A minimalist lifestyle looks different for everyone. For me, it’s helped me pay down $42,000 of student loans in just over two years, lend more of my attention to my loved ones, and set me on a path of intentional living. In the past six months, I’ve felt happy, healthy, and at peace.
While I can’t guarantee that what I have incorporated into my life will do the same for you, reflecting on a few of these things may help provide clarity to your life.
1. Downsize your stuff
Personally, I donated about 70% of my clothes to various non-profit organizations. I realized that I owned several items of clothing that I hadn’t really worn in months. If I didn’t love it, I didn’t keep it. To prevent myself from accumulation creep, I review the contents of my wardrobe once a month to see if I can get rid of anything more.
I’ve also slowly donated shoes, bags, books, mugs, electronics, and artwork. I thought I would regret letting go of some of these things later, but I can honestly say I don’t even remember everything that I’ve gotten rid of. This goes to show that things we may have grown attached to don’t mean as much to us as we think. Of course, I still have some sentimental items (I have every single card that my girlfriend has given to me — which is now quite a lot!) and I have no problem letting them take up space.
If you are like me and live in a small home (i.e. a junior one-bedroom with a partner, a dog, and a rabbit), learn to fight the urge of upgrading your space and instead discard items that you haven’t really used or don’t value.
2. Turn off all the notifications on your phone
The only notification I get is when I receive new text messages. The person who texts me the most is my girlfriend, so I’d like to ensure that I’m available for her. As for e-mail, news, social media, and all the other ancillary apps — I’ve turned off their notifications and background refresh.
3. Actually, just go ahead and delete the social media apps on your phone
A few weeks ago, I deleted Twitter, Medium, and Quora off my phone. I finally acknowledged that I suffered from the twitch — you know the one — wherein you find yourself reaching for your phone — on the subway platform, in an elevator, or perhaps even walking — to avoid momentary boredom. I wanted to break free. And so, I finally did.
I have kept the Instagram app, mostly because I’m unable to upload photos using their web application. Aside from that, there is hardly anything on my phone anymore. Text messages. Podcasts. Notes. That’s it, that’s all. As a result, I’ve started to look up instead of down. I’ve become more tuned into the world.

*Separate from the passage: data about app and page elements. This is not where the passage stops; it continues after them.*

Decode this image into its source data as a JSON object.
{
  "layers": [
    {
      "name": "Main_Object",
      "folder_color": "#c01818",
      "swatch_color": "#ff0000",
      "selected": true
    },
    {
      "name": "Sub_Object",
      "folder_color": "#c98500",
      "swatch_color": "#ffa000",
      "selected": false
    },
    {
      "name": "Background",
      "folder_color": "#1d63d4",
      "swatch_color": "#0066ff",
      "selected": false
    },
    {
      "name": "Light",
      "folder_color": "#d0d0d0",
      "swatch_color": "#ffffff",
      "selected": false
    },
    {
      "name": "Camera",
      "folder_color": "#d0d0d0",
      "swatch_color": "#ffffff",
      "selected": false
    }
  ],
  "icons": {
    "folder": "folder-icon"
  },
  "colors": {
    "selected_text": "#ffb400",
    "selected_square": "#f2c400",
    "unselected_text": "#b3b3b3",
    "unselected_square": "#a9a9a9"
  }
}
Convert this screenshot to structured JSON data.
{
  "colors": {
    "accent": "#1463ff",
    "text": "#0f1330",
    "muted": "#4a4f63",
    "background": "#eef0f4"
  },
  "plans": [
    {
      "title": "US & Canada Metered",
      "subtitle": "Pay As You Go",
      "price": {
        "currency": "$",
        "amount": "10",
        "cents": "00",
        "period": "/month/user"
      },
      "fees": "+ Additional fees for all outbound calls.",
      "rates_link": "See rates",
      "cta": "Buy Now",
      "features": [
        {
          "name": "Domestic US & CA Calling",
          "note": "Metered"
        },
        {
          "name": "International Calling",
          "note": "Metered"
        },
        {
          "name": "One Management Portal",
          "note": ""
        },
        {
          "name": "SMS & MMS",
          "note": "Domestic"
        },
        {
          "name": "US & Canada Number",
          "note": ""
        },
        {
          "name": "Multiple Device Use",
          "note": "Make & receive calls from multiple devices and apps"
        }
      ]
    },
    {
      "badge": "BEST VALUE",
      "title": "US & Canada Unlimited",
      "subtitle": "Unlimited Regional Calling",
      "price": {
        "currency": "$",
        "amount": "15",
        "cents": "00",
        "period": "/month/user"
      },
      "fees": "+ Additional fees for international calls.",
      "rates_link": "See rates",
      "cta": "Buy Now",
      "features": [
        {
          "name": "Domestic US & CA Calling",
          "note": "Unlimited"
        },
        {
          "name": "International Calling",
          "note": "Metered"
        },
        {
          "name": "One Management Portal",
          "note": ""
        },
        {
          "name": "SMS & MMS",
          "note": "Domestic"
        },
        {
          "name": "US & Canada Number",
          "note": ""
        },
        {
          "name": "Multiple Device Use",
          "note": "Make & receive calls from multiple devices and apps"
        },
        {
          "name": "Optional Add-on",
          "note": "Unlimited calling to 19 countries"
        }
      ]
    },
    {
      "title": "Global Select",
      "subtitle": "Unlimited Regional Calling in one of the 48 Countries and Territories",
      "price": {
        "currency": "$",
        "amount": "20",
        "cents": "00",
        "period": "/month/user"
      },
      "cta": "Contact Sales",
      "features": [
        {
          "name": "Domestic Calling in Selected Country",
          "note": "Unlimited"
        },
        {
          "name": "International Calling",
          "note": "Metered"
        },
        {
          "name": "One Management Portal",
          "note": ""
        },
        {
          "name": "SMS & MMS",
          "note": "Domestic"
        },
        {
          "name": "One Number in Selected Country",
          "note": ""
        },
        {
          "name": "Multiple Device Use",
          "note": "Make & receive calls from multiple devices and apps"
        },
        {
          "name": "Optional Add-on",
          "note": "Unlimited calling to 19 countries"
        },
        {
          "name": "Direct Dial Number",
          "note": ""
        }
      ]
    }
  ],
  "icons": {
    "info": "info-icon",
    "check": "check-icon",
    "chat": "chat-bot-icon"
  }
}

And best of all, when I do login to those social media websites from my laptop, I’ve found that I haven’t truly missed anything.
4. Select a few go-to meals
During the weekday, I have go-to meals: a three-egg, spinach omelette for breakfast, a vegan stir-fry for lunch, and usually a salad for dinner. It may not be very exciting, but my meals are generally easy, nutritious, and filling. When it comes to eating healthy, my general philosophy is to eat relatively healthy meals and then indulge in some not-so-nutritious snacks. By keeping things simple, I’m able to grocery shop quickly, spend less time preparing meals, and reduce my monthly food expenses.
5. Purchase most books on Kindle, unless you really love it
As an aspiring author, I consider reading a duty. On top of reading long-form articles online, I average four books each month. However, in order to reduce physical clutter in my apartment, I either borrow books from the library or purchase books on Kindle. I simply throw my iPad in my work bag and pull it out during my commute.
6. Simplify your finances
One of the biggest impacts minimalism has had on my life is steering myself away from hyper-consumption. I used to be someone who bought everything with credit cards. I would estimate how much money I needed each month and pay the minimum amounts on my multiple forms of debt.
Now, I’ve created a simple money management system that’s enabled me to pay off over 80% of my debt in a little over two years. This includes making a budget, building an emergency fund, and investing in low-fee index funds. I’ve also shifted from paying for daily expenses exclusively with cash or my debit card.
Not only have I learned to spend intentionally, but I’ve eliminated the financial anxiety that used to plague my life. Making the conscious decision to buy less physical things and invest in experiences or myself (i.e. books), have led to a deep realization that I am already enough.